Recent and future EVOlution of GLacial Lakes in China (EVOGLAC): Spatio-temporal diversity and hazard potential


The disappearance of mountain glaciers and expansion of glacial lakes are  amongst the most recognizable and dynamic impacts of global warming. Such new  lakes bring opportunities (e.g., hydropower) but also pose significant  threats, due to the increasing potential for catastrophic Glacial Lake Outburst Floods (GLOFs). This threat is most pronounced across high mountain  Asia, where communities, transportation networks, and other vital  infrastructure are exposed. This is particularly true for China, where many  potentially dangerous lakes have been documented, and significant growth of  these lakes has been noted over recent decades. In view of projected warming  over the 21st century and continued retreat of glaciers, scientific attention  has recently shifted beyond monitoring and assessment of the existing GLOF  threat towards the anticipation of where new, potentially problematic lakes  will form in the future. Such lakes will most likely develop in bedrock  depressions or overdeepenings in the exposed glacier bed, and as such, methods  have been developed to model bed topography and thereby identify where these  new lakes will form. However, a key limitation remains that timing of the  emergence and future evolution of glacial lakes is generally unconstrained for  data-scarce mountain regions. This represents a major scientific challenge, as  local climatological, geomorphological, and topographic conditions will lead  to significant diversity in lake evolution. In addition, integrated approaches  are yet to be developed which consider the full range of triggering processes  that contribute to GLOF hazard both now, and in the future. Highly transient  factors include the stability of surrounding ice and rock walls, the thawing  of ice-cored moraine dams, and changes in heavy precipitation, snowmelt and  faster runoff that may be expected in some deglaciated catchments.

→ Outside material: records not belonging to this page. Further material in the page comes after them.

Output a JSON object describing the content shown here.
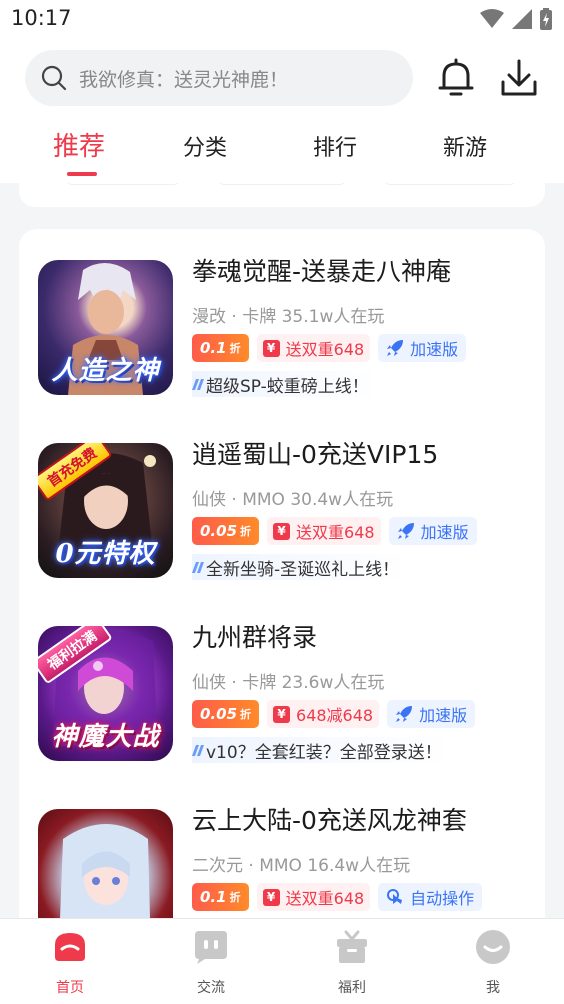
{
  "status": {
    "time": "10:17"
  },
  "search": {
    "placeholder": "我欲修真：送灵光神鹿！"
  },
  "tabs": [
    {
      "label": "推荐",
      "active": true
    },
    {
      "label": "分类",
      "active": false
    },
    {
      "label": "排行",
      "active": false
    },
    {
      "label": "新游",
      "active": false
    }
  ],
  "games": [
    {
      "title": "拳魂觉醒-送暴走八神庵",
      "meta": "漫改 · 卡牌  35.1w人在玩",
      "discount": "0.1",
      "discount_unit": "折",
      "gift": "送双重648",
      "speed": "加速版",
      "notice": "超级SP-蛟重磅上线！",
      "thumb_label": "人造之神",
      "thumb_badge": ""
    },
    {
      "title": "逍遥蜀山-0充送VIP15",
      "meta": "仙侠 · MMO  30.4w人在玩",
      "discount": "0.05",
      "discount_unit": "折",
      "gift": "送双重648",
      "speed": "加速版",
      "notice": "全新坐骑-圣诞巡礼上线！",
      "thumb_label": "0元特权",
      "thumb_badge": "首充免费"
    },
    {
      "title": "九州群将录",
      "meta": "仙侠 · 卡牌  23.6w人在玩",
      "discount": "0.05",
      "discount_unit": "折",
      "gift": "648减648",
      "speed": "加速版",
      "notice": "v10？全套红装？全部登录送！",
      "thumb_label": "神魔大战",
      "thumb_badge": "福利拉满"
    },
    {
      "title": "云上大陆-0充送风龙神套",
      "meta": "二次元 · MMO  16.4w人在玩",
      "discount": "0.1",
      "discount_unit": "折",
      "gift": "送双重648",
      "speed": "自动操作",
      "notice": "",
      "thumb_label": "",
      "thumb_badge": ""
    }
  ],
  "gift_icon_char": "¥",
  "bottom_nav": [
    {
      "label": "首页",
      "active": true
    },
    {
      "label": "交流",
      "active": false
    },
    {
      "label": "福利",
      "active": false
    },
    {
      "label": "我",
      "active": false
    }
  ],
  "colors": {
    "accent": "#ef3a4b",
    "blue": "#3b73f5"
  }
}
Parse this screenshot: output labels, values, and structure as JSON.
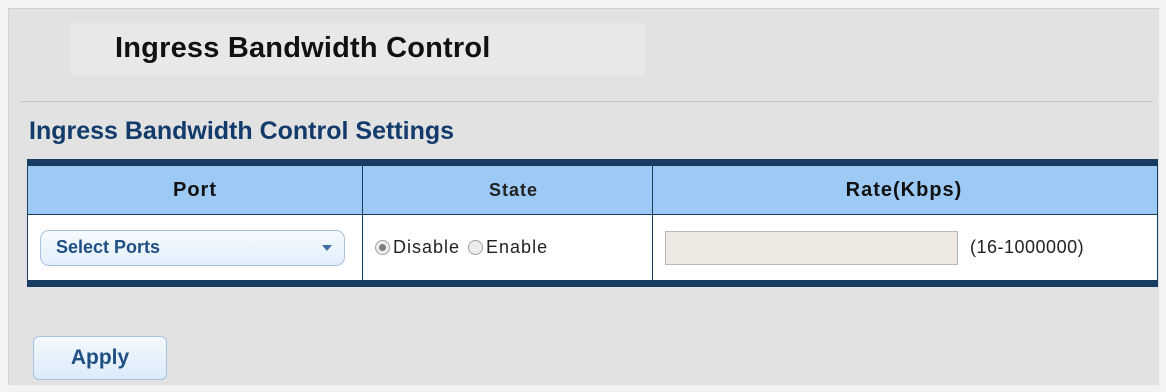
{
  "page": {
    "title": "Ingress Bandwidth Control",
    "section_title": "Ingress Bandwidth Control Settings"
  },
  "table": {
    "headers": {
      "port": "Port",
      "state": "State",
      "rate": "Rate(Kbps)"
    },
    "row": {
      "port_select": {
        "selected": "Select Ports",
        "icon": "caret-down"
      },
      "state_options": [
        {
          "label": "Disable",
          "checked": true
        },
        {
          "label": "Enable",
          "checked": false
        }
      ],
      "rate_value": "",
      "rate_hint": "(16-1000000)"
    }
  },
  "actions": {
    "apply_label": "Apply"
  },
  "colors": {
    "header_bg": "#9ccaf5",
    "table_border": "#193d62",
    "section_title": "#123a6a",
    "button_text": "#1f4f83"
  }
}
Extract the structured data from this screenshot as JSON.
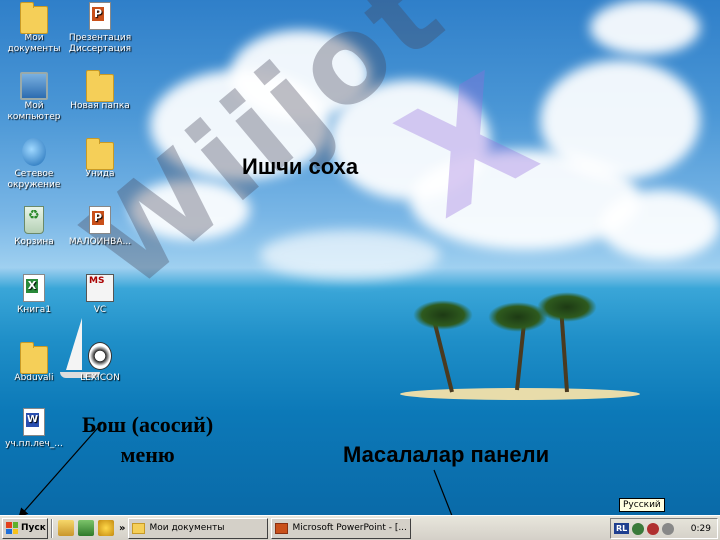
{
  "desktop": {
    "icons": [
      {
        "label": "Мои документы",
        "glyph": "folder-documents-icon"
      },
      {
        "label": "Презентация Диссертация",
        "glyph": "powerpoint-file-icon"
      },
      {
        "label": "Мой компьютер",
        "glyph": "computer-icon"
      },
      {
        "label": "Новая папка",
        "glyph": "folder-icon"
      },
      {
        "label": "Сетевое окружение",
        "glyph": "network-icon"
      },
      {
        "label": "Унида",
        "glyph": "folder-icon"
      },
      {
        "label": "Корзина",
        "glyph": "recycle-bin-icon"
      },
      {
        "label": "МАЛОИНВА...",
        "glyph": "powerpoint-file-icon"
      },
      {
        "label": "Книга1",
        "glyph": "excel-file-icon"
      },
      {
        "label": "VC",
        "glyph": "msvc-icon"
      },
      {
        "label": "Abduvali",
        "glyph": "folder-icon"
      },
      {
        "label": "LEXICON",
        "glyph": "lexicon-icon"
      },
      {
        "label": "уч.пл.леч_...",
        "glyph": "word-file-icon"
      }
    ]
  },
  "annotations": {
    "work_area": "Ишчи соха",
    "start_menu_line1": "Бош (асосий)",
    "start_menu_line2": "меню",
    "taskbar": "Масалалар панели"
  },
  "watermark": {
    "text": "Wiijot",
    "letter": "X"
  },
  "taskbar": {
    "start_label": "Пуск",
    "chevron": "»",
    "tasks": [
      {
        "label": "Мои документы",
        "icon": "folder-icon"
      },
      {
        "label": "Microsoft PowerPoint - [...",
        "icon": "powerpoint-icon"
      }
    ],
    "tray": {
      "language": "RL",
      "clock": "0:29",
      "tooltip": "Русский"
    }
  }
}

The overall aim of the proposed study is to develop and implement a  comprehensive methodological approach to investigate the recent and future  evolution of glacial lakes and their related hazard potential in different  climatological, geomorphological, and topographic settings. This will lead to  improved understanding and prediction of lake formation, change in GLOF  triggering processes, and change in hazard in downstream areas, as glaciers  continue to retreat over the 21st century and beyond. The research methodology  is centred on 7 work packages which bring together the complementary strengths of the partner institutions in the fields of remote sensing based analyses of the cryosphere, GIS-based modelling, and GLOF hazard assessment. Within three contrasting study regions in Tibet, reconstruction of the recent (since ca.1970) evolution of glacier thinning, retreat, and associated lake development will provide the basis for catchment-scale modelling of future changes. The integrated modelling approach will consider not only the expansion of existing lakes, but also the formation of new lakes in the exposed bed topography, and will investigate the corresponding increase in GLOF potential as key transient triggering processes evolve in a warmer climate. For selected critical lakes, both now, and in the future, complete lake outburst and flow modelling will be undertaken, providing a quantitative basis for assessing the change in downstream hazard.

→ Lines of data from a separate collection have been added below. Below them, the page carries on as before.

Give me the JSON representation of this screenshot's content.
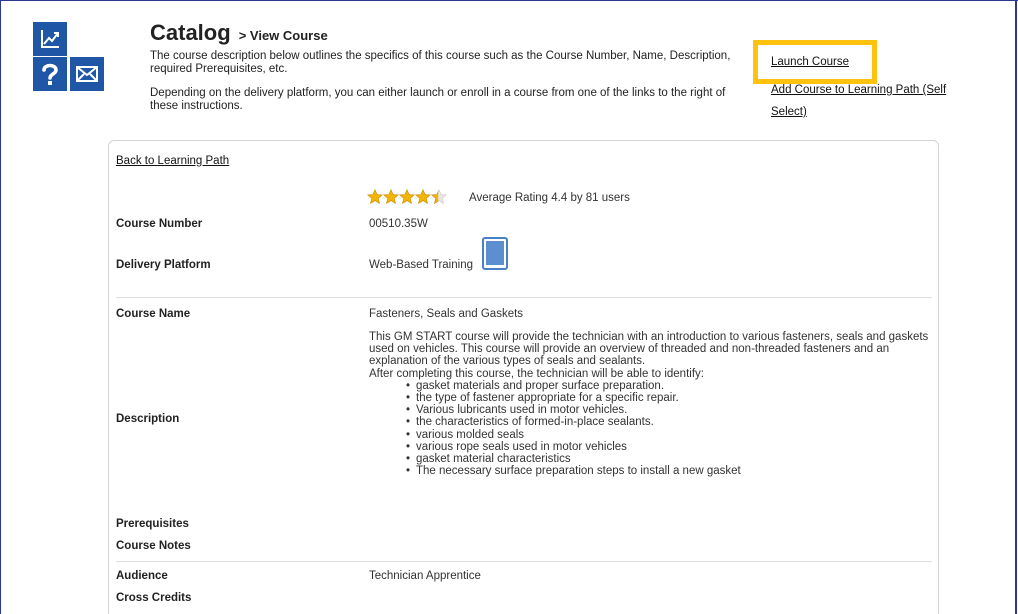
{
  "page": {
    "title": "Catalog",
    "crumb": "> View Course",
    "intro": "The course description below outlines the specifics of this course such as the Course Number, Name, Description, required Prerequisites, etc.",
    "intro2": "Depending on the delivery platform, you can either launch or enroll in a course from one of the links to the right of these instructions."
  },
  "actions": {
    "launch": "Launch Course",
    "add": "Add Course to Learning Path (Self Select)"
  },
  "icons": {
    "chart": "line-chart-icon",
    "help": "question-mark-icon",
    "mail": "envelope-icon"
  },
  "colors": {
    "icon_bg": "#1f56a6",
    "highlight": "#ffc20e",
    "star": "#f4b400"
  },
  "course": {
    "back": "Back to Learning Path",
    "rating": {
      "value": 4.4,
      "max": 5,
      "text": "Average Rating 4.4 by 81 users"
    },
    "number_label": "Course Number",
    "number": "00510.35W",
    "platform_label": "Delivery Platform",
    "platform": "Web-Based Training",
    "name_label": "Course Name",
    "name": "Fasteners, Seals and Gaskets",
    "desc_label": "Description",
    "desc_p1": "This GM START course will provide the technician with an introduction to various fasteners, seals and gaskets used on vehicles. This course will provide an overview of threaded and non-threaded fasteners and an explanation of the various types of seals and sealants.",
    "desc_p2": "After completing this course, the technician will be able to identify:",
    "desc_items": [
      "gasket materials and proper surface preparation.",
      "the type of fastener appropriate for a specific repair.",
      "Various lubricants used in motor vehicles.",
      "the characteristics of formed-in-place sealants.",
      "various molded seals",
      "various rope seals used in motor vehicles",
      "gasket material characteristics",
      "The necessary surface preparation steps to install a new gasket"
    ],
    "prereq_label": "Prerequisites",
    "notes_label": "Course Notes",
    "audience_label": "Audience",
    "audience": "Technician Apprentice",
    "credits_label": "Cross Credits"
  }
}
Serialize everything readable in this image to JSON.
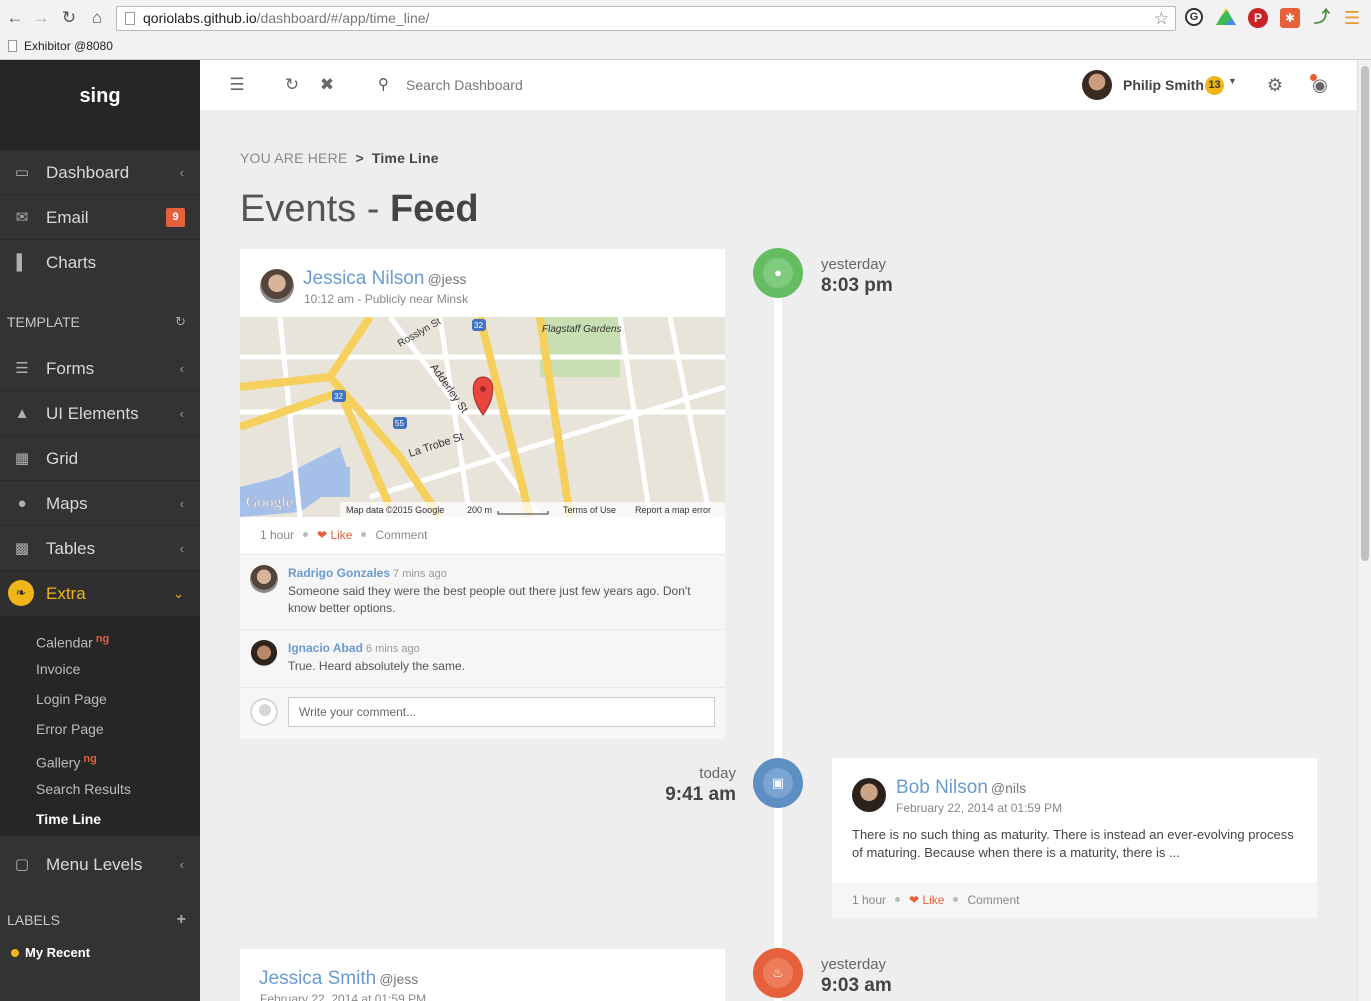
{
  "browser": {
    "url_host": "qoriolabs.github.io",
    "url_path": "/dashboard/#/app/time_line/",
    "bookmark": "Exhibitor @8080"
  },
  "sidebar": {
    "logo": "sing",
    "main_items": [
      {
        "label": "Dashboard",
        "icon": "monitor-icon"
      },
      {
        "label": "Email",
        "icon": "envelope-icon",
        "badge": "9"
      },
      {
        "label": "Charts",
        "icon": "bar-chart-icon"
      }
    ],
    "template_title": "TEMPLATE",
    "template_items": [
      {
        "label": "Forms",
        "icon": "list-icon"
      },
      {
        "label": "UI Elements",
        "icon": "tree-icon"
      },
      {
        "label": "Grid",
        "icon": "grid-icon"
      },
      {
        "label": "Maps",
        "icon": "map-marker-icon"
      },
      {
        "label": "Tables",
        "icon": "table-icon"
      },
      {
        "label": "Extra",
        "icon": "leaf-icon"
      }
    ],
    "extra_sub": [
      {
        "label": "Calendar",
        "tag": "ng"
      },
      {
        "label": "Invoice"
      },
      {
        "label": "Login Page"
      },
      {
        "label": "Error Page"
      },
      {
        "label": "Gallery",
        "tag": "ng"
      },
      {
        "label": "Search Results"
      },
      {
        "label": "Time Line"
      }
    ],
    "menu_levels": "Menu Levels",
    "labels_title": "LABELS",
    "label_items": [
      {
        "label": "My Recent",
        "color": "#f0b518"
      }
    ]
  },
  "topbar": {
    "search_placeholder": "Search Dashboard",
    "user_name": "Philip Smith",
    "user_count": "13"
  },
  "breadcrumb": {
    "prefix": "YOU ARE HERE",
    "sep": ">",
    "current": "Time Line"
  },
  "title": {
    "light": "Events - ",
    "bold": "Feed"
  },
  "events": [
    {
      "when": "yesterday",
      "time": "8:03 pm",
      "icon": "map-marker-icon",
      "color": "#64bd63",
      "author": "Jessica Nilson",
      "handle": "@jess",
      "meta": "10:12 am - Publicly near Minsk",
      "map": {
        "labels": [
          "Flagstaff Gardens",
          "Rosslyn St",
          "Adderley St",
          "La Trobe St",
          "32",
          "32",
          "55"
        ],
        "brand": "Google",
        "attribution": "Map data ©2015 Google",
        "scale": "200 m",
        "terms": "Terms of Use",
        "report": "Report a map error"
      },
      "actions": {
        "age": "1 hour",
        "like": "Like",
        "comment": "Comment"
      },
      "comments": [
        {
          "name": "Radrigo Gonzales",
          "time": "7 mins ago",
          "text": "Someone said they were the best people out there just few years ago. Don't know better options."
        },
        {
          "name": "Ignacio Abad",
          "time": "6 mins ago",
          "text": "True. Heard absolutely the same."
        }
      ],
      "comment_placeholder": "Write your comment..."
    },
    {
      "when": "today",
      "time": "9:41 am",
      "icon": "comment-icon",
      "color": "#5d8fc2",
      "author": "Bob Nilson",
      "handle": "@nils",
      "meta": "February 22, 2014 at 01:59 PM",
      "text": "There is no such thing as maturity. There is instead an ever-evolving process of maturing. Because when there is a maturity, there is ...",
      "actions": {
        "age": "1 hour",
        "like": "Like",
        "comment": "Comment"
      }
    },
    {
      "when": "yesterday",
      "time": "9:03 am",
      "icon": "cutlery-icon",
      "color": "#e5603b",
      "author": "Jessica Smith",
      "handle": "@jess",
      "meta": "February 22, 2014 at 01:59 PM"
    }
  ]
}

The methodological approach will be optimised for outscaling to larger regions, recognising the urgent need for robust scientific information to support adaptation planning in response to the rapidly evolving GLOF threat across high mountain Asia. The exchange of knowledge between Swiss and Chinese partners will ensure that local scientists are best positioned to lead ongoing monitoring programs and further research activities in the region. 

Principle Investigator:Yao Tandong

Project duration:2017.01-2020.12